    Over the past few seasons, the Pens have had success even when Crosby and Malkin were struggling or out with injuries. They haven't fared as well when Fleury was not on top of his game.

    After suffering through four straight years of postseason struggles, Fleury registered even better stats last postseason than he did in the Pens' 2009 run to the Stanley Cup.

    Even with Crosby and Malkin combining for just seven goals in 13 games, Fleury had the Pens one win away from the Eastern Conference Final.

    Although the Pens did add highly touted backup Thomas Greiss to the mix, he has never played in more than 25 games in one season and has only seen one career postseason start in net (in 2010 with the San Jose Sharks).

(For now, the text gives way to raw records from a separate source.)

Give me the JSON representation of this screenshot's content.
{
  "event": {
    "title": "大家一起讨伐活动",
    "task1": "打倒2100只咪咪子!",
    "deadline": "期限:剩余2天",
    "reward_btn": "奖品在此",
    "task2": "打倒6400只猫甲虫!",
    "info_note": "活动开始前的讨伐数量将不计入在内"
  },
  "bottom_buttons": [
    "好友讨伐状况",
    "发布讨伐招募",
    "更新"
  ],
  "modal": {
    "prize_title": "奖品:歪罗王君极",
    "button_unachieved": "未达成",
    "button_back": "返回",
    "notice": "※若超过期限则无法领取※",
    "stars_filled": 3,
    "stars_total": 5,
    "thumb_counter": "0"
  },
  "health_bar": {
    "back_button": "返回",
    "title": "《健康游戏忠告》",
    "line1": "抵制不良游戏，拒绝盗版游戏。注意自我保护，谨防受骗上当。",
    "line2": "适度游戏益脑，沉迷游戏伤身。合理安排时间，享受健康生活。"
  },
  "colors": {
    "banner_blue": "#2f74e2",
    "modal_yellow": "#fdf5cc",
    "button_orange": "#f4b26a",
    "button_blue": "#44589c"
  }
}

    While no one would argue that Fleury is a better player than either Crosby or Malkin, it's hard to imagine a scenario where the Pens as a team have a successful season without him having one as well.

    That is why Fleury will be the Pittsburgh Penguins' most important player for the 2014-15 season.